Why is it that so many of us have everything we need while others have less than nothing?

Why is it that some people who care nothing about God live in luxury, while millions of people dedicated to the Lord are persecuted?

These are the very questions that torment the writer of Psalm 73. He did not understand: “As for me, my feet had almost slipped; I had nearly lost my foothold. For I envied the arrogant when I saw the prosperity of the wicked.”

He’s not alone. Many Christians wrestle with that issue. A wife standing next to the casket of her husband whispered to me, “This is not right.”

So many things in life don’t seem right or fair. That’s why we need to keep our eyes on the Lord.

It was only when the psalmist focused on the Lord and came into God’s presence that he began to understand. He did not find an answer to his questions. But he found peace in knowing that our lives are in the hands of the loving God who has become our Father through Jesus Christ. When life seems unfair, be sure to come into his presence.


Lord God, be close to all who struggle with hard questions today. Draw them into your presence. For Jesus’ sake, Amen.

kindnessLove is patient, love is kind.—1 Corinthians 13:4

A man went to the airport only to find his flight delayed, so he sat down near a restaurant. It was in the middle of the afternoon, and the restaurant was mostly empty. Only one person was there, a homeless and shabbily dressed man with his head resting on the tabletop. Suddenly a man who appeared to be the restaurant manager walked toward the table. The observer thought, “He’s going to throw him out.” But instead, as the manager walked past, he set a hot dog on the table. On the way back he set a cup of coffee next to the hot dog.

It was a simple kindness. But in effect the manager was saying, “In a few minutes I’m going to have to ask you to leave. But for a moment let us act like we are in heaven: ‘Welcome to God’s feast.’”

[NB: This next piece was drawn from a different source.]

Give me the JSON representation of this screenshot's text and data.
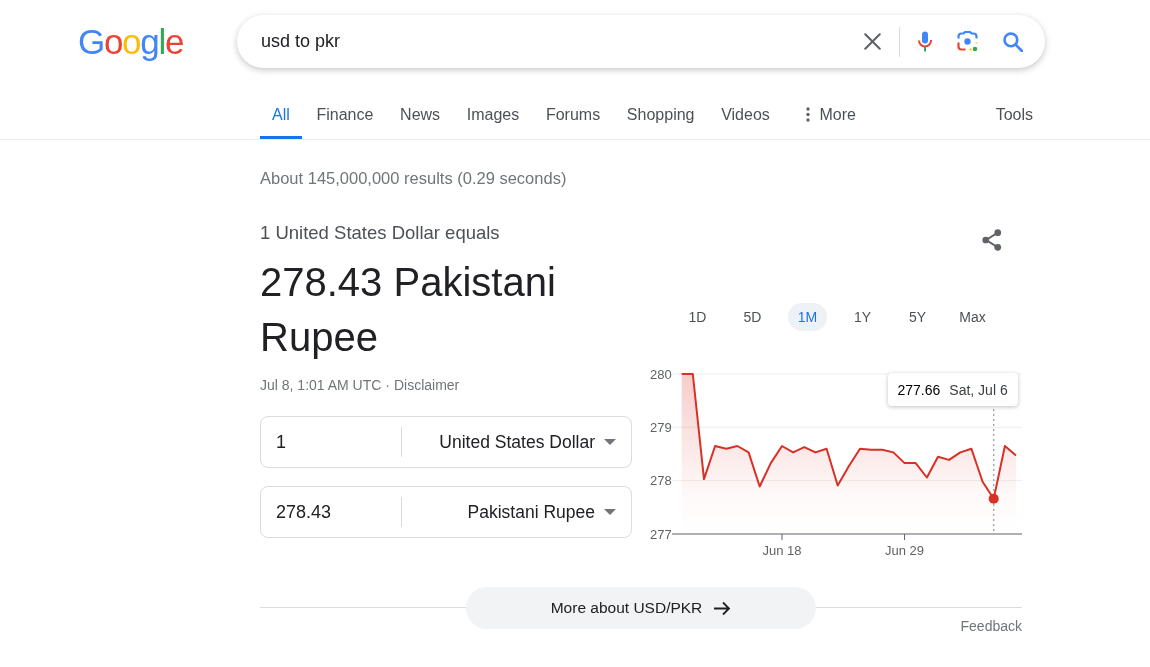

In a beautiful sermon on kindness Professor Tom Long suggests that biblical kindness is an act of civil disobedience. It’s a refusal to treat people according to the customs and traditions of the status quo. It insists on seeing people and treating them in light of who they will be in God’s future. It means treating people the way God in Jesus treats us: “while we were still sinners, Christ died for us” (Romans 5:8).

Whom can you treat with kindness today?

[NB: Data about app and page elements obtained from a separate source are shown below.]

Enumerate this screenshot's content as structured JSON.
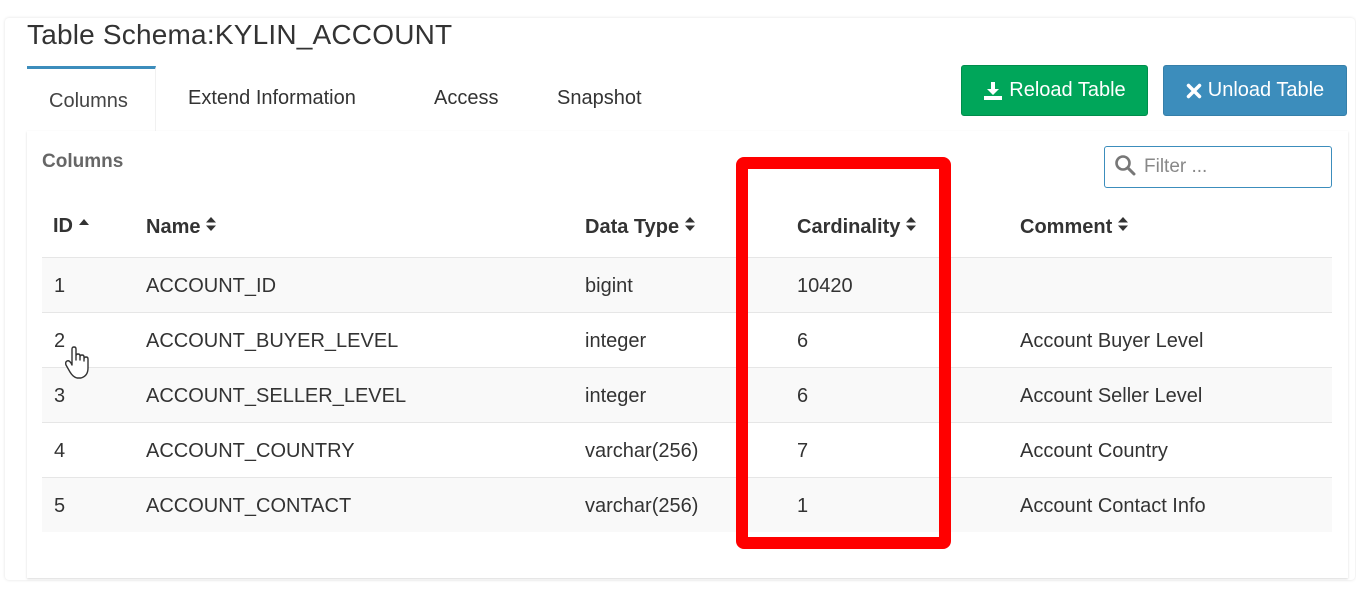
{
  "page": {
    "title": "Table Schema:KYLIN_ACCOUNT"
  },
  "tabs": [
    {
      "label": "Columns",
      "active": true
    },
    {
      "label": "Extend Information",
      "active": false
    },
    {
      "label": "Access",
      "active": false
    },
    {
      "label": "Snapshot",
      "active": false
    }
  ],
  "actions": {
    "reload_label": "Reload Table",
    "unload_label": "Unload Table",
    "reload_color": "#00a65a",
    "unload_color": "#3c8dbc"
  },
  "section": {
    "label": "Columns"
  },
  "filter": {
    "placeholder": "Filter ...",
    "value": ""
  },
  "table": {
    "headers": [
      "ID",
      "Name",
      "Data Type",
      "Cardinality",
      "Comment"
    ],
    "sort": {
      "column": "ID",
      "direction": "asc"
    },
    "rows": [
      {
        "id": "1",
        "name": "ACCOUNT_ID",
        "type": "bigint",
        "cardinality": "10420",
        "comment": ""
      },
      {
        "id": "2",
        "name": "ACCOUNT_BUYER_LEVEL",
        "type": "integer",
        "cardinality": "6",
        "comment": "Account Buyer Level"
      },
      {
        "id": "3",
        "name": "ACCOUNT_SELLER_LEVEL",
        "type": "integer",
        "cardinality": "6",
        "comment": "Account Seller Level"
      },
      {
        "id": "4",
        "name": "ACCOUNT_COUNTRY",
        "type": "varchar(256)",
        "cardinality": "7",
        "comment": "Account Country"
      },
      {
        "id": "5",
        "name": "ACCOUNT_CONTACT",
        "type": "varchar(256)",
        "cardinality": "1",
        "comment": "Account Contact Info"
      }
    ]
  },
  "annotation": {
    "color": "#ff0000",
    "target_column": "Cardinality"
  }
}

Father, show us how to do simple acts and say simple words that lighten people’s loads. In the name of Jesus, who carries all our burdens, Amen.

faithThe fool says in his heart, “There is no God.”—Psalm 14:1

Some time ago someone who was raised in a Christian family mentioned that she no longer believed in God. She had just come home from a funeral, and what she had heard there clinched it for her. Her teenage son, standing next to her, said that he no longer believed in God either.

The question: How does it happen that someone brought up in a Christian home could come to that conclusion?

A recent news article reported on a group of some 400 baby boomers who came together to sing some of the psalms and hymns they had been taught as children. They came not because they believed in what the songs said, but simply to remember their past. The article stated that these singers had been raised in Christian homes but had given up on the faith of their parents. One person was quoted as saying that some of the lyrics they were singing were sheer nonsense.

How sad! How arrogant! How foolish! Sad, because they chose to go through life without God’s nearness. Arrogant, because they refused to accept what God has revealed to us in the Bible and in creation. And foolish, because without God people have no hope.

Pray for all who refuse to believe in the Lord. Take every opportunity to tell them about the living God, who reaches out in love through his Son, the Lord Jesus. Show through your life that God is alive!


Lord, give us the faith to believe, and help us to show others that you are alive in our lives. In Jesus’ name, Amen.